Abbott and von Doenhoff also give formulae and graphs for determining the aerodynamic centre and pitching moment of wings, including those with rake to the aerodynamic axis (positive or negative sweepback.) I don't propose to touch those subjects here.
I had thought of creating a sample wing, and working through these calculations as an example for you. But then I decided not to be selfish, and to leave the pleasure to you.
*******************************************************************So you see that for at least 45 years, a body of work has been available that tackled AHdynamics with great rigour. It applies quite well to underwater surfaces of "fin-like" form (but not so well to forms like clipper ships and catamaran hulls without appendages.) Only one more bit of well organized data was needed to make it fully applicable to sails. But, so far as I am aware, the work to fill the gap has never been done.

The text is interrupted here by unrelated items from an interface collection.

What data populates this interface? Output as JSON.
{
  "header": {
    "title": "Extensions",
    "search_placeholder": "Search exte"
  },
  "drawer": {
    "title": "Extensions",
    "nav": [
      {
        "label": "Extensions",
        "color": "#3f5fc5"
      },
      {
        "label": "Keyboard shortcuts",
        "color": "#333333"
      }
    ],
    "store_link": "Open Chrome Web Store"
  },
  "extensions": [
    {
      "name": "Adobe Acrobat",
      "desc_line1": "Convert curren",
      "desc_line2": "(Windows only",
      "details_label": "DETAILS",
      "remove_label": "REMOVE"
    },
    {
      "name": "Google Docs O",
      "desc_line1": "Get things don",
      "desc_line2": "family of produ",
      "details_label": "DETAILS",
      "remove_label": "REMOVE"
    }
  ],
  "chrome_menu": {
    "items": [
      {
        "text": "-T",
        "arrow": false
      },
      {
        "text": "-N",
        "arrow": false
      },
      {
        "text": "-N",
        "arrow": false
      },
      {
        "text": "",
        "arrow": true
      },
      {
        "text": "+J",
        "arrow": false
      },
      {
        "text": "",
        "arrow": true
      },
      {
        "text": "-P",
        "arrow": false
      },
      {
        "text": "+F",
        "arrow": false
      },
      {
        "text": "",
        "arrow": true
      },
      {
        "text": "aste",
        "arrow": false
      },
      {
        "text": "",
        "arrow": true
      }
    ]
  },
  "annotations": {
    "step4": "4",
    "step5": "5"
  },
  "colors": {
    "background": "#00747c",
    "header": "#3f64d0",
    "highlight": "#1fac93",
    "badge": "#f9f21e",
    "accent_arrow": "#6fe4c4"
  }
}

The problem with sailing rigs is that they do not generally fit down tightly onto smooth flat decks, or the water, to make a clear "closing plate." To some degree or other, that gap under the rig is another "end" to the "wing." This leaves us with the problem of guessing the flow-constraining effect of the gap, so hoping that we can thereby approximate the Aspect Ratio of the rig.
Please be warned that in the next couple of paragraphs I am expressing my own opinions. Twenty five or so years ago, when I was spending some time in this field (out of my own personal interest) it was a great disappointment to find that people (well publicised researchers) were spending much time, money, and resources in sailing rig research without tackling what I saw, (and continue to see) as the principal outstanding problem. One book by a now-noted authority effectively duplicated the work of Manfred Curry in wind tunnel tests on sails done in the 1920s. But without a consistent frame of reference the work is inapplicable to other rigs. It is as though the author had not read the decades of NACA work reported and consolidated by Abbott and von Doenhoff, or if he had read, he hadn't understood the great power of the work already done many years before. Much of this sort of "sailing research" has been sadly too much like reinventing the wheel without realizing that the wheel is lacking a tire. It seems to me that there is little to be learned about the actions of real sails from wind tunnel tests of model sails. The wind tunnel cannot reproduce the wind gradient (increasing speed with height.) Because the model cannot move across the tunnel wind, it could not generate the twist of the apparent wind even if a gradient existed. So tunnel testing of model sails does not deal with two major elements of sailing rality any more than aerodynamic wing theory does.
As a result, even today, design data for underwater foils of any sort, and for sails, is less likely to come out of sailing research labs, wind tunnels blowing across model boats, and test tanks, than out of the pages of Abbott and von Doenhoff. If our design or performance-prediction work is of sufficient importance to be worth the effort, we can make estimates of the effect of the detailed complications, and hope thereby to make adequate approximations.
For the sailor, wing theory as we have followed it, even to the Lanchester-Prandtl level, gives very bright insights into sailing performance.
Counted since Sept99